April 2004. In Tiananmen Square, standing under the giant image of Mao and surrounded by bright dragon kites, the oddity of my assignment finally strikes home. Twenty-odd young Chinese intellectuals have come to the basement of a Beijing hotel in order to pitch ideas for ten films about democracy. One hopeful would like to show how it is becoming possible, by struggling against the authorities, to own an apartment. Another shows how peasants are beginning to take the Party to court for corruption.
With two colleagues from South Africa and Paris, I am here on behalf of the BBC. This is a bold project conceived six months previously on a bright day near a Cape Town beach in a moment of collective enthusiasm.
?A squat Chinese filmmaker with the confident manner of the young Orson Welles gets to his feet. He explains to us that there is no point in looking for definitions of democracy in a country where it isn’t allowed to flourish. “Bureaucrats rule in China,” he says. “To be a bureaucrat you must be a Communist, and this is why every child wants to be a Communist.” He propose s to film in a schoolroom, where children will be given basic rules and encouraged to formulate their own democracy. “We have elections that are organised by the Party,” he says. “This will be the first real election—in which children choose their own class monitor. And this way we’ll see what democracy in China could be like.” The idea instantly appeals to us (see right). May 2004. At pitches, we are asked whether we employ democratic methods when selecting films. Within Steps International, our tiny NGO based in Denmark, we do not make decisions by majority vote. The old anti-democratic habits of editorial individualism die hard, and for some colleagues, my own excessive use of the first person appears inappropriate, if not offensive. Meetings sometime descend into procedural wrangling; and as chairman I periodically despair of my own lack of political skills.

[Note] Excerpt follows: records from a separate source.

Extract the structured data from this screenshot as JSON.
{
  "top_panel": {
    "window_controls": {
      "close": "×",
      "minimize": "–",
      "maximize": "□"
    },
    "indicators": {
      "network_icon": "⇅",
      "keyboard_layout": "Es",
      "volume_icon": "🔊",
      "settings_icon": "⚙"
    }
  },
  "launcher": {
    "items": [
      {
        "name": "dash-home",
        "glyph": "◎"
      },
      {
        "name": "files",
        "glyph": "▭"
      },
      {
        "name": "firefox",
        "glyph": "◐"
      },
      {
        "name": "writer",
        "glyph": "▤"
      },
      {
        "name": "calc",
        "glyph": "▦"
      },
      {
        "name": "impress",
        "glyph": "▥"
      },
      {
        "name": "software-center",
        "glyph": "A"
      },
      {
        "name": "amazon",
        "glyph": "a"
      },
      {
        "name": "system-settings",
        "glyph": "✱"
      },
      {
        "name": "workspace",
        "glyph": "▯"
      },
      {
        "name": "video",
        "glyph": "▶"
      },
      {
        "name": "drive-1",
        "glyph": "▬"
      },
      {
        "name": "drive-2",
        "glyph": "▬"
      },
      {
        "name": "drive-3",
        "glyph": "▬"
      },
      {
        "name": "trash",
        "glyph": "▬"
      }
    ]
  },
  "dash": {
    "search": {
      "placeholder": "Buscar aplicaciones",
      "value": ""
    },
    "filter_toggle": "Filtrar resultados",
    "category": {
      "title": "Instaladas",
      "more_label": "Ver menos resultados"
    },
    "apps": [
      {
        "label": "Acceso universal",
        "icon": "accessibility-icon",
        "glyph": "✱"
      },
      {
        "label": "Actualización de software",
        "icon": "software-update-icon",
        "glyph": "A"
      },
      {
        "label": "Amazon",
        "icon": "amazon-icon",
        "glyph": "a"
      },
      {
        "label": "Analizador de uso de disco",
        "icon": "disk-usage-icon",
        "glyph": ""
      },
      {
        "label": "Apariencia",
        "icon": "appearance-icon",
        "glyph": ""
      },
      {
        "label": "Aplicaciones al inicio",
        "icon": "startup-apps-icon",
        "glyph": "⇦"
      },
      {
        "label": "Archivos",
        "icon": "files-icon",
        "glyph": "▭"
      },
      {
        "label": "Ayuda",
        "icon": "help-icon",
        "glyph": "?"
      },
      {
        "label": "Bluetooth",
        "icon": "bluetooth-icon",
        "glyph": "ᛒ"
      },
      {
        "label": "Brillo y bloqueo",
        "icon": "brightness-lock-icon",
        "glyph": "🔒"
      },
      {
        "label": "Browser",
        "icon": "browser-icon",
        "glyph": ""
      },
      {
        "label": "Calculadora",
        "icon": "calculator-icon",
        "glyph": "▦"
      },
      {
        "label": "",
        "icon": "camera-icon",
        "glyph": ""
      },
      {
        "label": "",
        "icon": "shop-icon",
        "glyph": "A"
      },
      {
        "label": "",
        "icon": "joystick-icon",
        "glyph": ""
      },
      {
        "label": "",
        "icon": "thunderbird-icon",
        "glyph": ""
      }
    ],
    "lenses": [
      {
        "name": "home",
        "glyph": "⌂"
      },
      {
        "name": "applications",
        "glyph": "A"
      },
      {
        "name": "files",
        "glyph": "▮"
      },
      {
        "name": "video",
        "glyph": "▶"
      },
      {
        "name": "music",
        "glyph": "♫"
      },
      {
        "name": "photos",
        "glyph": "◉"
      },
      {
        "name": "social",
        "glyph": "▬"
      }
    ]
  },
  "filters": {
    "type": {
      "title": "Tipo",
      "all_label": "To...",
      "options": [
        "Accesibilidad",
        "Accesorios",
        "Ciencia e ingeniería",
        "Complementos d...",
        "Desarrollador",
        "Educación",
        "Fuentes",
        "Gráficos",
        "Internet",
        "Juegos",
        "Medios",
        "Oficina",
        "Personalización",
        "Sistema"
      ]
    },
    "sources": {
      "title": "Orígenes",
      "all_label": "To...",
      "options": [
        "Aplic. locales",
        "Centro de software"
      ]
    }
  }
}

A meeting with London producers reveals a high degree of cynicism. We try to explain that this is not a Unicef Christmas card venture celebrating democratic good feelings. The question of whether the world is becoming more democratic is an important one. We have received more than 500 proposals online, but few seem viable. We fret over the poor quality of the projects received from…